(Stored data entries)
■ ■ ■
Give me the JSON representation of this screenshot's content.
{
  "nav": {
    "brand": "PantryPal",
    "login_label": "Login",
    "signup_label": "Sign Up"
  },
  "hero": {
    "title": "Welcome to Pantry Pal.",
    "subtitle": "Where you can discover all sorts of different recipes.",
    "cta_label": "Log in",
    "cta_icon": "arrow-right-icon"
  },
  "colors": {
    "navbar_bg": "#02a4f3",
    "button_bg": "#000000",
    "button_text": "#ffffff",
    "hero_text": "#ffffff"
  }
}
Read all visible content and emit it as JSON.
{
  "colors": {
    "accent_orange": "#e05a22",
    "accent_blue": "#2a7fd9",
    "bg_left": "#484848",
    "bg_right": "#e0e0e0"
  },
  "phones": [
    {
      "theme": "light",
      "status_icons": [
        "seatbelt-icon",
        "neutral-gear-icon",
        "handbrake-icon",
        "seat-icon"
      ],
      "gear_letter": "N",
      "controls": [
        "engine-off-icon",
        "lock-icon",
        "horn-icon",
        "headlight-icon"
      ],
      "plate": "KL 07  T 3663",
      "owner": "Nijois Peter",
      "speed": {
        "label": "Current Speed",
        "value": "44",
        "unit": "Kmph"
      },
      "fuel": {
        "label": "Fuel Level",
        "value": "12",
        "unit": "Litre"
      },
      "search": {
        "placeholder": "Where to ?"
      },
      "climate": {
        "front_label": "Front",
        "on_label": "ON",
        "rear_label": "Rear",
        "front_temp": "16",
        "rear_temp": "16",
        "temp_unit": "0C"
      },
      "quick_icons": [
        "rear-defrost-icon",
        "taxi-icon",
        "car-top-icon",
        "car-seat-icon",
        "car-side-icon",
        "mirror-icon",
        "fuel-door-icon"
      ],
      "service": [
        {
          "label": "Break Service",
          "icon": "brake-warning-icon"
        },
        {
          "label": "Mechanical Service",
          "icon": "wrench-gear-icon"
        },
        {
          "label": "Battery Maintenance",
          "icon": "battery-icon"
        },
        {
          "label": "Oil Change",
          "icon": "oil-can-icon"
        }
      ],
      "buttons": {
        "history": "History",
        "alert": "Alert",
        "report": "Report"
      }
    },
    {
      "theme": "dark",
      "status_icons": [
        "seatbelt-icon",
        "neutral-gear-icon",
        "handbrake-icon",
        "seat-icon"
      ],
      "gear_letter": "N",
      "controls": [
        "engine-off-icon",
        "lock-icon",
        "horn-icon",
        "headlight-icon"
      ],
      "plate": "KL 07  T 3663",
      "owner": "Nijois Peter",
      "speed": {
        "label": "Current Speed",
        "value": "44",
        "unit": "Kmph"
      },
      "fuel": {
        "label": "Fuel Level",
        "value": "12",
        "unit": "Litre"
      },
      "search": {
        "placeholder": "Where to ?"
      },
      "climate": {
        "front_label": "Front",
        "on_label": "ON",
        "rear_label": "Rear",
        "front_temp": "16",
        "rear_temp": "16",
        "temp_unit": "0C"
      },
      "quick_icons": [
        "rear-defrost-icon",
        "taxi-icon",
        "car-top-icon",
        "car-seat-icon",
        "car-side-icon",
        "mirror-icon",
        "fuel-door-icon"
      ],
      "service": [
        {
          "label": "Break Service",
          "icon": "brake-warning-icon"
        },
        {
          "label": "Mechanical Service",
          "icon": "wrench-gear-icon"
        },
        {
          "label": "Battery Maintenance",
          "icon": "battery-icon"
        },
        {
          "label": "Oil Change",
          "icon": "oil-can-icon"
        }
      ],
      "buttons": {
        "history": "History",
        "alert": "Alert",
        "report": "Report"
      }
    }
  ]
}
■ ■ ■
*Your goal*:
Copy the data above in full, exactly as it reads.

*Answer to this exercise*:
Give me the JSON representation of this screenshot's content.
{
  "nav": {
    "brand": "PantryPal",
    "login_label": "Login",
    "signup_label": "Sign Up"
  },
  "hero": {
    "title": "Welcome to Pantry Pal.",
    "subtitle": "Where you can discover all sorts of different recipes.",
    "cta_label": "Log in",
    "cta_icon": "arrow-right-icon"
  },
  "colors": {
    "navbar_bg": "#02a4f3",
    "button_bg": "#000000",
    "button_text": "#ffffff",
    "hero_text": "#ffffff"
  }
}
Read all visible content and emit it as JSON.
{
  "colors": {
    "accent_orange": "#e05a22",
    "accent_blue": "#2a7fd9",
    "bg_left": "#484848",
    "bg_right": "#e0e0e0"
  },
  "phones": [
    {
      "theme": "light",
      "status_icons": [
        "seatbelt-icon",
        "neutral-gear-icon",
        "handbrake-icon",
        "seat-icon"
      ],
      "gear_letter": "N",
      "controls": [
        "engine-off-icon",
        "lock-icon",
        "horn-icon",
        "headlight-icon"
      ],
      "plate": "KL 07  T 3663",
      "owner": "Nijois Peter",
      "speed": {
        "label": "Current Speed",
        "value": "44",
        "unit": "Kmph"
      },
      "fuel": {
        "label": "Fuel Level",
        "value": "12",
        "unit": "Litre"
      },
      "search": {
        "placeholder": "Where to ?"
      },
      "climate": {
        "front_label": "Front",
        "on_label": "ON",
        "rear_label": "Rear",
        "front_temp": "16",
        "rear_temp": "16",
        "temp_unit": "0C"
      },
      "quick_icons": [
        "rear-defrost-icon",
        "taxi-icon",
        "car-top-icon",
        "car-seat-icon",
        "car-side-icon",
        "mirror-icon",
        "fuel-door-icon"
      ],
      "service": [
        {
          "label": "Break Service",
          "icon": "brake-warning-icon"
        },
        {
          "label": "Mechanical Service",
          "icon": "wrench-gear-icon"
        },
        {
          "label": "Battery Maintenance",
          "icon": "battery-icon"
        },
        {
          "label": "Oil Change",
          "icon": "oil-can-icon"
        }
      ],
      "buttons": {
        "history": "History",
        "alert": "Alert",
        "report": "Report"
      }
    },
    {
      "theme": "dark",
      "status_icons": [
        "seatbelt-icon",
        "neutral-gear-icon",
        "handbrake-icon",
        "seat-icon"
      ],
      "gear_letter": "N",
      "controls": [
        "engine-off-icon",
        "lock-icon",
        "horn-icon",
        "headlight-icon"
      ],
      "plate": "KL 07  T 3663",
      "owner": "Nijois Peter",
      "speed": {
        "label": "Current Speed",
        "value": "44",
        "unit": "Kmph"
      },
      "fuel": {
        "label": "Fuel Level",
        "value": "12",
        "unit": "Litre"
      },
      "search": {
        "placeholder": "Where to ?"
      },
      "climate": {
        "front_label": "Front",
        "on_label": "ON",
        "rear_label": "Rear",
        "front_temp": "16",
        "rear_temp": "16",
        "temp_unit": "0C"
      },
      "quick_icons": [
        "rear-defrost-icon",
        "taxi-icon",
        "car-top-icon",
        "car-seat-icon",
        "car-side-icon",
        "mirror-icon",
        "fuel-door-icon"
      ],
      "service": [
        {
          "label": "Break Service",
          "icon": "brake-warning-icon"
        },
        {
          "label": "Mechanical Service",
          "icon": "wrench-gear-icon"
        },
        {
          "label": "Battery Maintenance",
          "icon": "battery-icon"
        },
        {
          "label": "Oil Change",
          "icon": "oil-can-icon"
        }
      ],
      "buttons": {
        "history": "History",
        "alert": "Alert",
        "report": "Report"
      }
    }
  ]
}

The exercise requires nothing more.